(Stored entries)
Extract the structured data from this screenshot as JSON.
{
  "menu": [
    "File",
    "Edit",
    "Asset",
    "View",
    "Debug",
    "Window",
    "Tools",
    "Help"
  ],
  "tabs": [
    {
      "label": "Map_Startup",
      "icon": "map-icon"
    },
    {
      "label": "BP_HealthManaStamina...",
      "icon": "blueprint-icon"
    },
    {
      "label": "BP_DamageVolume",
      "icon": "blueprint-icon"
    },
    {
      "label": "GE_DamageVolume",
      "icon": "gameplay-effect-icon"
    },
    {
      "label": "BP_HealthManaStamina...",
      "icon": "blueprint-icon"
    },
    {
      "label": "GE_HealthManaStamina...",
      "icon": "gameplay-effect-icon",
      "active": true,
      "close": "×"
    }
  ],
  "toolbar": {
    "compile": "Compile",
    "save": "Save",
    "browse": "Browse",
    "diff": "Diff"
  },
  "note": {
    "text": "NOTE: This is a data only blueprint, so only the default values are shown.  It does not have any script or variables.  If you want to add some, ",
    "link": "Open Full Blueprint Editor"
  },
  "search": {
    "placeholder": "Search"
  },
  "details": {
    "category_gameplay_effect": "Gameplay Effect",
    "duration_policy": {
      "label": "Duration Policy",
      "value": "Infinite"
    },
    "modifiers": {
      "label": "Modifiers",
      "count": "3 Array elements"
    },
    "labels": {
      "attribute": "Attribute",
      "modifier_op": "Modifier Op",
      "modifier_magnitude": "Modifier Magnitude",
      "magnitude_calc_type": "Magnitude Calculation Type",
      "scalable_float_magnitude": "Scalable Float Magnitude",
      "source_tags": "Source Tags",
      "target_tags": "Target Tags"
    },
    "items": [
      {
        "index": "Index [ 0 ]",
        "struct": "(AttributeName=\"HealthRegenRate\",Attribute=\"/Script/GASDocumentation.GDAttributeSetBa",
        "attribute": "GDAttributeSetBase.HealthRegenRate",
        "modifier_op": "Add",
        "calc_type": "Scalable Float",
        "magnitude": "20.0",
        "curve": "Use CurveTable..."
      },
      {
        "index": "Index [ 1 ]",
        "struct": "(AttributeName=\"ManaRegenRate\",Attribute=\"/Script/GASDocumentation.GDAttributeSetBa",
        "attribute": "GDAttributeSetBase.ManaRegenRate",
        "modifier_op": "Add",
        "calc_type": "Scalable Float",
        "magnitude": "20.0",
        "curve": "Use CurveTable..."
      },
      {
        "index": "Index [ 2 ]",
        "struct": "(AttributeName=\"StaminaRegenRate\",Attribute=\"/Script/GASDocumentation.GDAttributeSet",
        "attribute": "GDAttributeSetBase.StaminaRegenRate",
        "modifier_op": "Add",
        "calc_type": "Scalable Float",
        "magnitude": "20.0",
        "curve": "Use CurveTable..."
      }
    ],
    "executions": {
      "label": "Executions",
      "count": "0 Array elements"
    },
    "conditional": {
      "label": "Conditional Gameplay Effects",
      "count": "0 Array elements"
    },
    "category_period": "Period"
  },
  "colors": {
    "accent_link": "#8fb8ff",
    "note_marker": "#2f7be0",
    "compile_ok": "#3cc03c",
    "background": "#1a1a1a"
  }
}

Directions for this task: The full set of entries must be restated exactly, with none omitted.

Solution:
Extract the structured data from this screenshot as JSON.
{
  "menu": [
    "File",
    "Edit",
    "Asset",
    "View",
    "Debug",
    "Window",
    "Tools",
    "Help"
  ],
  "tabs": [
    {
      "label": "Map_Startup",
      "icon": "map-icon"
    },
    {
      "label": "BP_HealthManaStamina...",
      "icon": "blueprint-icon"
    },
    {
      "label": "BP_DamageVolume",
      "icon": "blueprint-icon"
    },
    {
      "label": "GE_DamageVolume",
      "icon": "gameplay-effect-icon"
    },
    {
      "label": "BP_HealthManaStamina...",
      "icon": "blueprint-icon"
    },
    {
      "label": "GE_HealthManaStamina...",
      "icon": "gameplay-effect-icon",
      "active": true,
      "close": "×"
    }
  ],
  "toolbar": {
    "compile": "Compile",
    "save": "Save",
    "browse": "Browse",
    "diff": "Diff"
  },
  "note": {
    "text": "NOTE: This is a data only blueprint, so only the default values are shown.  It does not have any script or variables.  If you want to add some, ",
    "link": "Open Full Blueprint Editor"
  },
  "search": {
    "placeholder": "Search"
  },
  "details": {
    "category_gameplay_effect": "Gameplay Effect",
    "duration_policy": {
      "label": "Duration Policy",
      "value": "Infinite"
    },
    "modifiers": {
      "label": "Modifiers",
      "count": "3 Array elements"
    },
    "labels": {
      "attribute": "Attribute",
      "modifier_op": "Modifier Op",
      "modifier_magnitude": "Modifier Magnitude",
      "magnitude_calc_type": "Magnitude Calculation Type",
      "scalable_float_magnitude": "Scalable Float Magnitude",
      "source_tags": "Source Tags",
      "target_tags": "Target Tags"
    },
    "items": [
      {
        "index": "Index [ 0 ]",
        "struct": "(AttributeName=\"HealthRegenRate\",Attribute=\"/Script/GASDocumentation.GDAttributeSetBa",
        "attribute": "GDAttributeSetBase.HealthRegenRate",
        "modifier_op": "Add",
        "calc_type": "Scalable Float",
        "magnitude": "20.0",
        "curve": "Use CurveTable..."
      },
      {
        "index": "Index [ 1 ]",
        "struct": "(AttributeName=\"ManaRegenRate\",Attribute=\"/Script/GASDocumentation.GDAttributeSetBa",
        "attribute": "GDAttributeSetBase.ManaRegenRate",
        "modifier_op": "Add",
        "calc_type": "Scalable Float",
        "magnitude": "20.0",
        "curve": "Use CurveTable..."
      },
      {
        "index": "Index [ 2 ]",
        "struct": "(AttributeName=\"StaminaRegenRate\",Attribute=\"/Script/GASDocumentation.GDAttributeSet",
        "attribute": "GDAttributeSetBase.StaminaRegenRate",
        "modifier_op": "Add",
        "calc_type": "Scalable Float",
        "magnitude": "20.0",
        "curve": "Use CurveTable..."
      }
    ],
    "executions": {
      "label": "Executions",
      "count": "0 Array elements"
    },
    "conditional": {
      "label": "Conditional Gameplay Effects",
      "count": "0 Array elements"
    },
    "category_period": "Period"
  },
  "colors": {
    "accent_link": "#8fb8ff",
    "note_marker": "#2f7be0",
    "compile_ok": "#3cc03c",
    "background": "#1a1a1a"
  }
}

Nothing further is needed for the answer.